Finding the right kind of support is just as important as the support itself, and it can be as simple as finding others who like to work out at the same time of day. This can take some trial and error, and can be frustrating at times. However, the reward of figuring out both your favorite physical activity and the type of community that you are looking for can help you take steps forward in creating an important support system. The value of surrounding yourself with others who are motivated the same way and towards similar goals goes far beyond just your workout.
Benefits of Having Support
Regardless of what your favorite workout is, how you keep track of your progress, or your personal feelings towards gyms, having a support network for your personal fitness journey increases your chances of maintaining a healthy lifestyle. Having a network of people helps keep you motivated, and provides you with rewards that aren’t directly related to your fitness. By engaging with support groups, you can find friendships built on mutual interests, that would never have developed otherwise.
Lives are busier than ever before, and building relationships with people with mutual interests outside of work can be challenging. But those connections and that support are important for our success, both as people and as athletes. Whether you are a yoga mat athlete or a running-every-morning-at-5-a.m.-before-work athlete, building friendships, finding communities that can help support your goals and celebrate your successes with you can help motivate you.
Trading tricks and routines is one of the ways that shared groups help people become successful in their fitness routines. By trying someone else’s workouts, you have the opportunity to keep your exercises fresh and interesting, which is always a great trick to sticking to your workout goals. As everyone looks for ways to balance work, family, and health, finding community in activities like fitness is important, and not just so you can improve your mile time or bend yourself into a pretzel.
About the Author
Frankie Wallace is a freelance writer who currently resides in Boise, ID. Her favorite yoga pose is downward dog, but only when her cat, Casper decides to participate.

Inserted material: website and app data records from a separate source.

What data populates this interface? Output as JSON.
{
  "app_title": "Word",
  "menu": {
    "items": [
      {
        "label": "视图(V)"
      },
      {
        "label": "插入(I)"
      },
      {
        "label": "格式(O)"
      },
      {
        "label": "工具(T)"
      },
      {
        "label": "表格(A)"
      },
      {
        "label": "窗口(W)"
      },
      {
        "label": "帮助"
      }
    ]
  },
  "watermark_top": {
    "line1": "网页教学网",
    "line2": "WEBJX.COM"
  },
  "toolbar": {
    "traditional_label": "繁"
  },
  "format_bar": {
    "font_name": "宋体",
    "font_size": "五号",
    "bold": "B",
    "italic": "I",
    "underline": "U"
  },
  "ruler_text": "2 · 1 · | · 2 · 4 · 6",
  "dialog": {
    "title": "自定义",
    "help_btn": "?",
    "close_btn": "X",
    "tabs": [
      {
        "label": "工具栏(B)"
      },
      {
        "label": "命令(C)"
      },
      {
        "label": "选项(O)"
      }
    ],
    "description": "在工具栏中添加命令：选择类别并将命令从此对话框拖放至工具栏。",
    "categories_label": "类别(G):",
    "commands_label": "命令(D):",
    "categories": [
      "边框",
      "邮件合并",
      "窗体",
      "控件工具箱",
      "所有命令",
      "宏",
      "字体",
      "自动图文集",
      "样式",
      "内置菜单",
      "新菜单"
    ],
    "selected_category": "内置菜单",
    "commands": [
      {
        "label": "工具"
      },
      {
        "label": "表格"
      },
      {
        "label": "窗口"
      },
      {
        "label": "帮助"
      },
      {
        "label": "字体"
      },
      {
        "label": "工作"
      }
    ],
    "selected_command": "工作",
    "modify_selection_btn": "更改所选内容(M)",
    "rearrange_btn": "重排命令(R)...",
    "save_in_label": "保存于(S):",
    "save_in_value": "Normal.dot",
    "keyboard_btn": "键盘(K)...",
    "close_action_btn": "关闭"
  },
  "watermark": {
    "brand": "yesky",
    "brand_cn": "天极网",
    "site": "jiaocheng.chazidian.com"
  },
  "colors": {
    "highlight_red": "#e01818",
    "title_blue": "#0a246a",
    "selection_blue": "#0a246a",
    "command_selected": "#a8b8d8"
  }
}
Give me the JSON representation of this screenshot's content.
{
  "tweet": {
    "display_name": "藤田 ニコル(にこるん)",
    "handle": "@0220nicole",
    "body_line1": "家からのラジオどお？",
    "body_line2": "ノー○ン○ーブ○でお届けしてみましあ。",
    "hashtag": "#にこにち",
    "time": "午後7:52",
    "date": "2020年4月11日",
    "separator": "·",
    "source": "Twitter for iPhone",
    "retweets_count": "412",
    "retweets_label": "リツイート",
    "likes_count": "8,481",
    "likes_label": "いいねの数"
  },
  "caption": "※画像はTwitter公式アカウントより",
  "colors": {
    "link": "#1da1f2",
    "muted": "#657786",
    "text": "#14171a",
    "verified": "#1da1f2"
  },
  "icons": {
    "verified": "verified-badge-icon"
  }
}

- How to Maintain Your Relationships After Quarantine Ends - June 3, 2020
- Homeschooling Tips for Parents Losing Their Minds - May 21, 2020
- How Yoga Can Aid in Recovering From an Eating Disorder - May 14, 2020